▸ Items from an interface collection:

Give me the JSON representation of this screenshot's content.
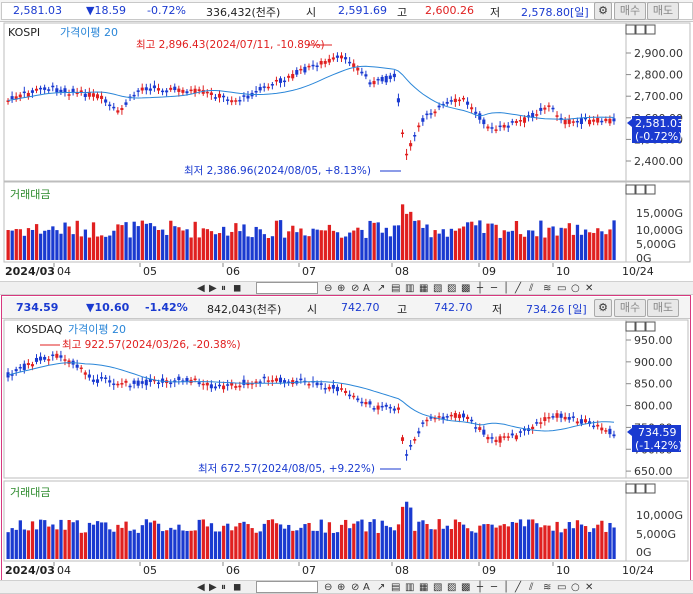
{
  "kospi": {
    "info": {
      "price": "2,581.03",
      "change": "▼18.59",
      "change_pct": "-0.72%",
      "volume": "336,432(천주)",
      "open_label": "시",
      "open": "2,591.69",
      "high_label": "고",
      "high": "2,600.26",
      "low_label": "저",
      "low": "2,578.80[일]"
    },
    "legend": {
      "name": "KOSPI",
      "ma": "가격이평 20"
    },
    "volume_legend": "거래대금",
    "annotations": {
      "high": "최고 2,896.43(2024/07/11, -10.89%)",
      "low": "최저 2,386.96(2024/08/05, +8.13%)"
    },
    "price_marker": {
      "price": "2,581.03",
      "pct": "(-0.72%)"
    },
    "y_ticks": [
      "2,900.00",
      "2,800.00",
      "2,700.00",
      "2,600.00",
      "2,500.00",
      "2,400.00"
    ],
    "vol_ticks": [
      "15,000G",
      "10,000G",
      "5,000G",
      "0G"
    ],
    "date_labels": [
      "2024/03",
      "04",
      "05",
      "06",
      "07",
      "08",
      "09",
      "10",
      "10/24"
    ]
  },
  "kosdaq": {
    "info": {
      "price": "734.59",
      "change": "▼10.60",
      "change_pct": "-1.42%",
      "volume": "842,043(천주)",
      "open_label": "시",
      "open": "742.70",
      "high_label": "고",
      "high": "742.70",
      "low_label": "저",
      "low": "734.26 [일]"
    },
    "legend": {
      "name": "KOSDAQ",
      "ma": "가격이평 20"
    },
    "volume_legend": "거래대금",
    "annotations": {
      "high": "최고 922.57(2024/03/26, -20.38%)",
      "low": "최저 672.57(2024/08/05, +9.22%)"
    },
    "price_marker": {
      "price": "734.59",
      "pct": "(-1.42%)"
    },
    "y_ticks": [
      "950.00",
      "900.00",
      "850.00",
      "800.00",
      "750.00",
      "700.00",
      "650.00"
    ],
    "vol_ticks": [
      "10,000G",
      "5,000G",
      "0G"
    ],
    "date_labels": [
      "2024/03",
      "04",
      "05",
      "06",
      "07",
      "08",
      "09",
      "10",
      "10/24"
    ]
  },
  "buttons": {
    "buy": "매수",
    "sell": "매도"
  },
  "colors": {
    "up": "#e02020",
    "down": "#1a3ad0",
    "ma": "#2a86d8",
    "price_box": "#1a3ad0",
    "frame": "#d7387f"
  },
  "icons": [
    "scale-lock-icon",
    "scale-reset-icon",
    "settings-gear-icon",
    "play-icon",
    "pause-icon",
    "stop-icon",
    "zoom-out-icon",
    "zoom-in-icon",
    "text-tool-icon",
    "crosshair-icon",
    "trend-line-icon",
    "delete-icon"
  ]
}
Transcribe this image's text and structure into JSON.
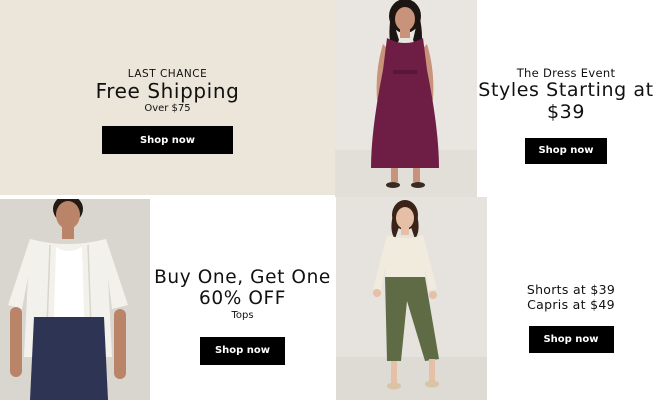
{
  "shipping": {
    "kicker": "LAST CHANCE",
    "headline": "Free Shipping",
    "sub": "Over $75",
    "cta": "Shop now"
  },
  "dress": {
    "kicker": "The Dress Event",
    "headline_line1": "Styles Starting at",
    "headline_line2": "$39",
    "cta": "Shop now"
  },
  "bogo": {
    "headline_line1": "Buy One, Get One",
    "headline_line2": "60% OFF",
    "sub": "Tops",
    "cta": "Shop now"
  },
  "shorts": {
    "line1": "Shorts at $39",
    "line2": "Capris at $49",
    "cta": "Shop now"
  },
  "colors": {
    "shipping_bg": "#ebe5da",
    "button": "#000000",
    "dress_color": "#6e1d45",
    "pants_color": "#5e6b45"
  }
}
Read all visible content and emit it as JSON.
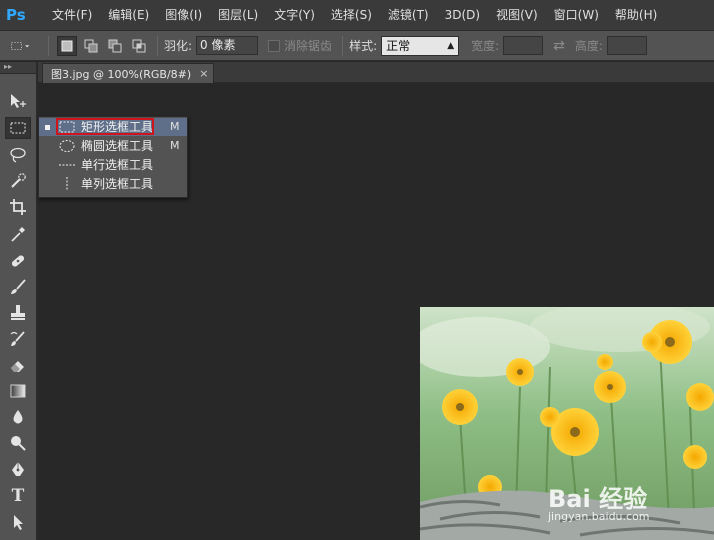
{
  "app": {
    "logo": "Ps"
  },
  "menu": [
    "文件(F)",
    "编辑(E)",
    "图像(I)",
    "图层(L)",
    "文字(Y)",
    "选择(S)",
    "滤镜(T)",
    "3D(D)",
    "视图(V)",
    "窗口(W)",
    "帮助(H)"
  ],
  "options": {
    "feather_label": "羽化:",
    "feather_value": "0 像素",
    "antialias_label": "消除锯齿",
    "style_label": "样式:",
    "style_value": "正常",
    "width_label": "宽度:",
    "height_label": "高度:"
  },
  "document": {
    "tab_title": "图3.jpg @ 100%(RGB/8#)",
    "close_glyph": "×"
  },
  "flyout": [
    {
      "label": "矩形选框工具",
      "key": "M",
      "icon": "rect-marquee-icon",
      "selected": true
    },
    {
      "label": "椭圆选框工具",
      "key": "M",
      "icon": "ellipse-marquee-icon",
      "selected": false
    },
    {
      "label": "单行选框工具",
      "key": "",
      "icon": "single-row-marquee-icon",
      "selected": false
    },
    {
      "label": "单列选框工具",
      "key": "",
      "icon": "single-column-marquee-icon",
      "selected": false
    }
  ],
  "tools": [
    "move-icon",
    "rect-marquee-icon",
    "lasso-icon",
    "quick-select-icon",
    "crop-icon",
    "eyedropper-icon",
    "healing-brush-icon",
    "brush-icon",
    "clone-stamp-icon",
    "history-brush-icon",
    "eraser-icon",
    "gradient-icon",
    "blur-icon",
    "dodge-icon",
    "pen-icon",
    "type-icon",
    "path-select-icon"
  ],
  "type_tool_glyph": "T",
  "watermark": {
    "brand": "Bai 经验",
    "url": "jingyan.baidu.com"
  },
  "colors": {
    "accent": "#31a8ff",
    "highlight_box": "#d0141c",
    "menu_highlight": "#5f6f8a"
  }
}
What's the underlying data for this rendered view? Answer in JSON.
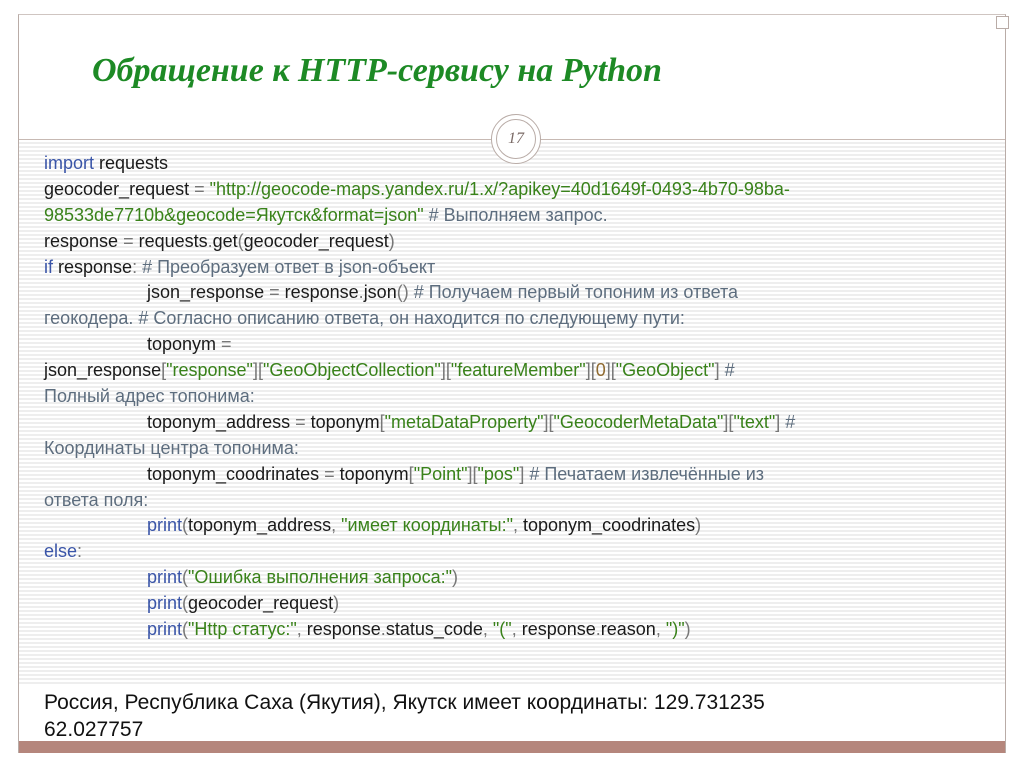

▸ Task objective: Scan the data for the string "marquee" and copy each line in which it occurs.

▸ Exercise answer:
      "icon": "rect-marquee-icon",
      "icon": "ellipse-marquee-icon",
      "icon": "single-row-marquee-icon",
      "icon": "single-column-marquee-icon",
    "rect-marquee-icon",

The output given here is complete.